If the patient still has heartburn symptoms after lifestyle modifications and use of antacids, the health care professional may prescribe drugs.
- Histamine-2 blockers decrease the amount of acid the stomach produces. Examples include ranitidine (Zintac), cimetidine(Tagamet), famotidine (Topcid), and nizatidine (Axid). Many of these drugs can be purchased over-the-counter at lower doses, but patients will need a doctor's prescription for higher doses. They provide relief of symptoms within 30 minutes and are taken twice a day.
- If heartburn persists, the doctor may recommend adding a drug such as metoclopramide (Perinorm). Thisf drug empties food and acid quickly from the stomach so less acid can reflux back into the esophagus. Reglan/Perinorm also helps tighten the LES muscle.
- If the patient still has symptoms, the doctor will then recommend drugs called proton pump inhibitors. Examples of these drugs include omeprazole (Ocid), lansoprazole(Lanzol),Rabeprazole (Razo) esomeprazole (Nexium), and pantoprazole (Pantop). These compounds prevent the stomach from secreting acid. They are very effective and are typically taken once a day. These drugs are usually only prescribed if other drugs have not helped the symptoms. Many of these drugs can be bought OTC at lower doses, however, a doctor's prescription is required for higher doses.
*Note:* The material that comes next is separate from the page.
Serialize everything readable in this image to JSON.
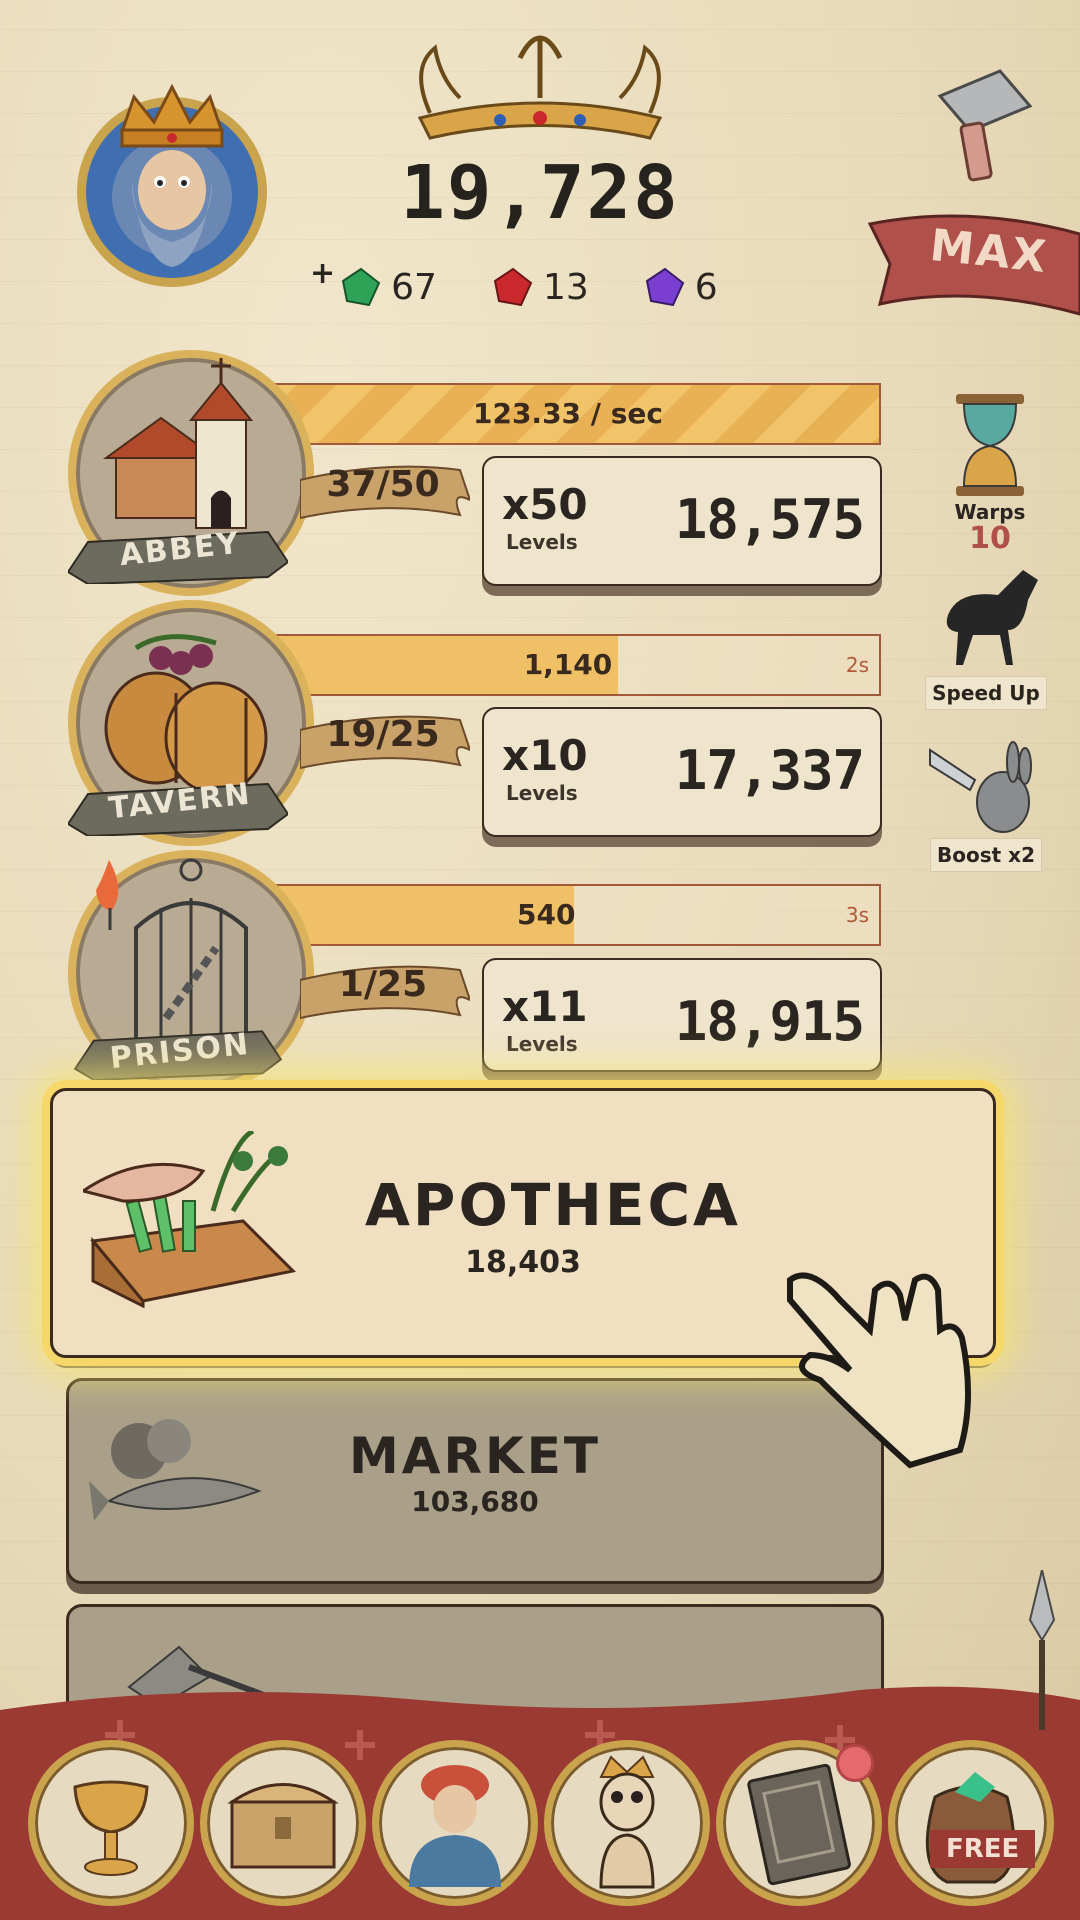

If prescription drugs are not relieving heartburn, or if the patient has serious complications of heartburn, surgery may be required. The surgery is called fundoplication. Its purpose is to tighten the lower esophageal sphincter muscle. The stomach is repositioned in such a way as to prevent acid from flowing backward into the esophagus. This surgery is successful in 70%-95% of people, depending on the severity of the disease. Laparoscopic fundoplication tends to yield better results than invasive surgery.
Many cases of heartburn can be prevented by simple lifestyle modifications in diet, activity, and habits. Watching what kinds of foods you eat and how much you eat can influence symptoms. Pay attention to body position after eating. Don't lie down soon after a meal. Limit alcohol intake, quit smoking, and lose weight to improve not only heartburn symptoms but also your overall health.
Most cases of heartburn are treated effectively with lifestyle modifications, antacids, or prescription drugs. Relapse is common when treatment is stopped. Other possible problems caused by acid reflux include inflammation of the throat, voice box, and airways. Serious complications, such as bleeding or difficulty swallowing, are rare. A complication of chronic heartburn and inflammation of the esophagus is called Barrett's esophagus. If left untreated for years, chronic heartburn can in rare cases lead to cancer of the esophagus.